French Food Agency: Avoid Brit Beef
PARIS (AP) _ France’s food safety agency recommended today that a ban on imports of British beef remain in place, saying the meat may still be unsafe.
Experts at the French Food Safety Agency deemed that British beef, which has been linked to what is commonly called ``mad cow disease,″ still presents health risks.
Given the ``current scientific understanding and epidemological data available, the risk of Britain exporting contaminated beef can still not be considered completely controlled,″ said a statement by the agency.
The European Commission warned France it could face legal action if it ignored an EU decision to lift the ban.
``If the French authorities take this report as a pretext not to lift the ban on UK exports of beef, the Commisssion would be obliged to consider to take the necessary infringement proceedings,″ EU Health and Consumer Protection Commission David Byrne said in a statement.
Byrne said a first look at the French agency’s report appeared to have ``no information that has not already been examined″ by EU scientists who approved the lifting of the ban.
``The grounds for the decision to lift the ban were taken on sound scientific advice and on the basis of strict safeguards,″ Byrne said. ``They are designed to ensure that UK beef exports are safe and pose not threat to public health.″
British conservatives were outraged by the French decision.
``France’s continued ban on British beef infringes EU treaty obligations and contravenes the principle of free movement of goods,″ said Chris Heaton-Harris of the Conservative group in the EU assembly.
In a statement, the group called on the European Commission to immediately start legal actions against France. If the EU executive body failed to act, the Conservatives said British Prime Minister Tony Blair should ``not hesitate to take France to the European Court of Justice″ over the ban.

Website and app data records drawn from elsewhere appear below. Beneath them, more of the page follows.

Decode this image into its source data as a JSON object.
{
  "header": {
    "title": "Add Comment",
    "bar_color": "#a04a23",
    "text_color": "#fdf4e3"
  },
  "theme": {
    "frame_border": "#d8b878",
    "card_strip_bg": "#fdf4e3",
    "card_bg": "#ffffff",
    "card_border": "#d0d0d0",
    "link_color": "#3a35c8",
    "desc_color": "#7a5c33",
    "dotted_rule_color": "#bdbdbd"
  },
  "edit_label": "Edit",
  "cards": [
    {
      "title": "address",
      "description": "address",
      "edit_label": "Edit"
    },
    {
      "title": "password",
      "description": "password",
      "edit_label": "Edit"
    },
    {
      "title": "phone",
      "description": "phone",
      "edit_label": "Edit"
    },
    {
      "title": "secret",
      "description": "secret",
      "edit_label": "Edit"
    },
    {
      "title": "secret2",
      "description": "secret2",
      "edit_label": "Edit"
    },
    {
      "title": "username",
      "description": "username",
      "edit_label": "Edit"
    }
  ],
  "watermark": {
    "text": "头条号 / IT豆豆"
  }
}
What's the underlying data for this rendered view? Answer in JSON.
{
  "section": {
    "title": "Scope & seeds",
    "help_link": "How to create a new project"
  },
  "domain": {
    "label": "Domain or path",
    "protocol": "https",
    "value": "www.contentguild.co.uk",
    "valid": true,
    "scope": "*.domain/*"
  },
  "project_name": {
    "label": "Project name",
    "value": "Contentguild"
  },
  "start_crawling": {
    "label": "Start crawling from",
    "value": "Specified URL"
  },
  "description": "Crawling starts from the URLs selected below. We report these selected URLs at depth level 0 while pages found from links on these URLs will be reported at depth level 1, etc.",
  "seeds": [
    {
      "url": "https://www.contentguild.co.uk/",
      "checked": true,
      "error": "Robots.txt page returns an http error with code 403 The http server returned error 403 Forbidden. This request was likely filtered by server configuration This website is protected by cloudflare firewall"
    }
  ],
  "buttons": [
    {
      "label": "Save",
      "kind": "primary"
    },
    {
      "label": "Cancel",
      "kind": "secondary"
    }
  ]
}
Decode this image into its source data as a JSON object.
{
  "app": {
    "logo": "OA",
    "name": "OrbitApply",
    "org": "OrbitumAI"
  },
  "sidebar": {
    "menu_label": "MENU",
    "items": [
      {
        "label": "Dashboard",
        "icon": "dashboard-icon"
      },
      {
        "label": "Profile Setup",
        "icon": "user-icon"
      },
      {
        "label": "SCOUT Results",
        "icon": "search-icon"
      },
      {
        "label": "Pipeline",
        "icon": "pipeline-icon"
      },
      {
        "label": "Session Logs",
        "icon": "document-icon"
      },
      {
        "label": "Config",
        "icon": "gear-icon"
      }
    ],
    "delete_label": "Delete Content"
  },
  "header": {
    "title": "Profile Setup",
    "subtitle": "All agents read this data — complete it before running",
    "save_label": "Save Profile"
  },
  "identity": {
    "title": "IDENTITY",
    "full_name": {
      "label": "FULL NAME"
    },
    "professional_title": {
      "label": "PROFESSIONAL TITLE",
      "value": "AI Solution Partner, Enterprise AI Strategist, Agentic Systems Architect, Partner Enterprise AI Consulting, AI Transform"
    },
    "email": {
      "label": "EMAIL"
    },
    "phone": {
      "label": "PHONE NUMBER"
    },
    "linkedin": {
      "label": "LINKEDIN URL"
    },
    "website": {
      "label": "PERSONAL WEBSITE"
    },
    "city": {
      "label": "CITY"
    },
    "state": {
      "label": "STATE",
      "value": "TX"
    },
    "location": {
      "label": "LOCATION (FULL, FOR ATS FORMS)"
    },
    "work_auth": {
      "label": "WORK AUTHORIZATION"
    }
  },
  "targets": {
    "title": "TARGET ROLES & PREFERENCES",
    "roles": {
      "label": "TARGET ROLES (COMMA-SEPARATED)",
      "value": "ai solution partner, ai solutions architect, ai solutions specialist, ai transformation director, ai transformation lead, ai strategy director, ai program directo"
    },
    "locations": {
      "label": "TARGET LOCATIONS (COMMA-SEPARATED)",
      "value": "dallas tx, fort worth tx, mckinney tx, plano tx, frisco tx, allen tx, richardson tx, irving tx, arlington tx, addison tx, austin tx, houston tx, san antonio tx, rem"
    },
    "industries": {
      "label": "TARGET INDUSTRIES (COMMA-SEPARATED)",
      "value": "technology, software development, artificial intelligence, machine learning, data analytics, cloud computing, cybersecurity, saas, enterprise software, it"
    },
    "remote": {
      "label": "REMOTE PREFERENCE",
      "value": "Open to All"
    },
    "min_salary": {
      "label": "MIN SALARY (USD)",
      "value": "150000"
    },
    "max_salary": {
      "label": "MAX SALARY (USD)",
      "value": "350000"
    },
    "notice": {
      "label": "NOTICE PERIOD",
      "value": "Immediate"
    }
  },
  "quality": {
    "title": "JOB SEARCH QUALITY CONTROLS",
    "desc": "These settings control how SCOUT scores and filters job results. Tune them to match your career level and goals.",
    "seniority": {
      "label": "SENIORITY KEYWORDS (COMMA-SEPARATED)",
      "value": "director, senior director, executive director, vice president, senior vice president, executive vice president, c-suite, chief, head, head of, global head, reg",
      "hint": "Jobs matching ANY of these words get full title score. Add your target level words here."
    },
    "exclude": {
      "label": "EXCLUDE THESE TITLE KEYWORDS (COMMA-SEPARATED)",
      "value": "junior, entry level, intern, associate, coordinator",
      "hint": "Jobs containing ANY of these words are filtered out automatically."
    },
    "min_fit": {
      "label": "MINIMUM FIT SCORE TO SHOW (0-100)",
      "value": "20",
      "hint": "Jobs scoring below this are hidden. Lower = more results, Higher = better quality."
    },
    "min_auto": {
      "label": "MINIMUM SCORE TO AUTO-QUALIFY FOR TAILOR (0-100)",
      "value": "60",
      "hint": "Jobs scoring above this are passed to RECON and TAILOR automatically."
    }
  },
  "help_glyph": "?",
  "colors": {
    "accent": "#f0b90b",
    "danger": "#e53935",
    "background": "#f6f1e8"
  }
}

The European Commission banned exports of British beef three years ago after evidence emerged linking British beef to bovine spongiform encephalopathy, or ``mad cow disease,″ that can develop into a new strain of the fatal human brain ailment, Creutzfeldt-Jacob.